All news from Anaesthesiology

Chronic lung disease treatment in New Zealand: Often not consistent with international guidelines

Chronic obstructive pulmonary disease (COPD), often known as emphysema and usually caused by smoking, is a common cause of hospital admissions and death and affects an estimated 100,000 people in New Zealand. University of Otago researchers have found that the treatment of chronic obstructive pulmonary disease (COPD) in New Zealand frequently does not conform to international guidelines.

Scientists Make Research Hydrogel Grow More Like Biological Tissues

Scientists from Nanyang Technological University, Singapore (NTU Singapore) and Carnegie Mellon University (CMU) have found a way to direct the growth of hydrogel, a jelly-like substance, to mimic plant or animal tissue structure and shapes. The findings published in Proceedings of the National Academy of Sciences suggest new applications in areas such as tissue engineering and soft robotics where hydrogel is commonly used. 

Kidney damage: Extracellular vesicles can be used to effectively delay the disease progression

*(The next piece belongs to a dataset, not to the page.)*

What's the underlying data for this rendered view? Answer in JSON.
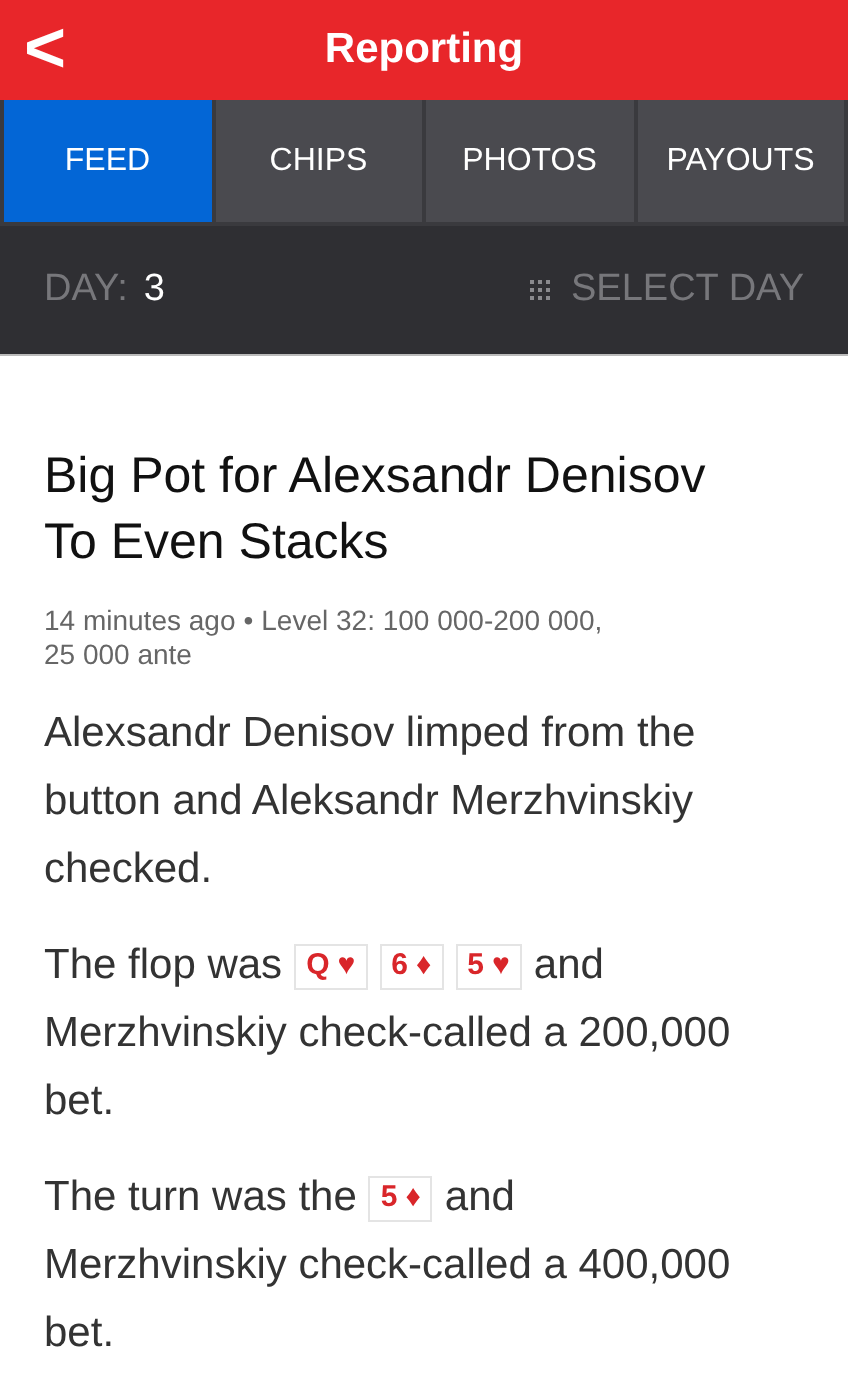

Researchers have demonstrated for the first time that extracellular vesicles – tiny protein-filled structures – isolated from amniotic fluid stem cells (AFSCs) can be used to effectively slow the progression of kidney damage in mice with a type of chronic kidney disease. The findings, by a research team at the Saban Research Institute of Children's Hospital Los Angeles, provide new insights about the mechanisms of kidney disease and point to a new approach for improved treatments. Results of the study were recently published online in Scientific Reports.

Platelets: The Body's Street Sweepers

A new study appeared in the journal Cell extended the list of tasks performed by the smallest blood cells known as platelets. At sites of infection, actively migrating platelets sweep bacteria into aggregates for disposal by phagocytic cells.

Radiologist could Predict Heart Attack Risk Linked to Fat Distribution

It's not the amount of fat in your body but where it's stored that may increase your risk for heart attack, stroke, and diabetes, according to a new study presented today at the annual meeting of the Radiological Society of North America (RSNA). A group of radiologist looked at the differences in fat distribution patterns among overweight and obese men and women and their associated cardiometabolic risk.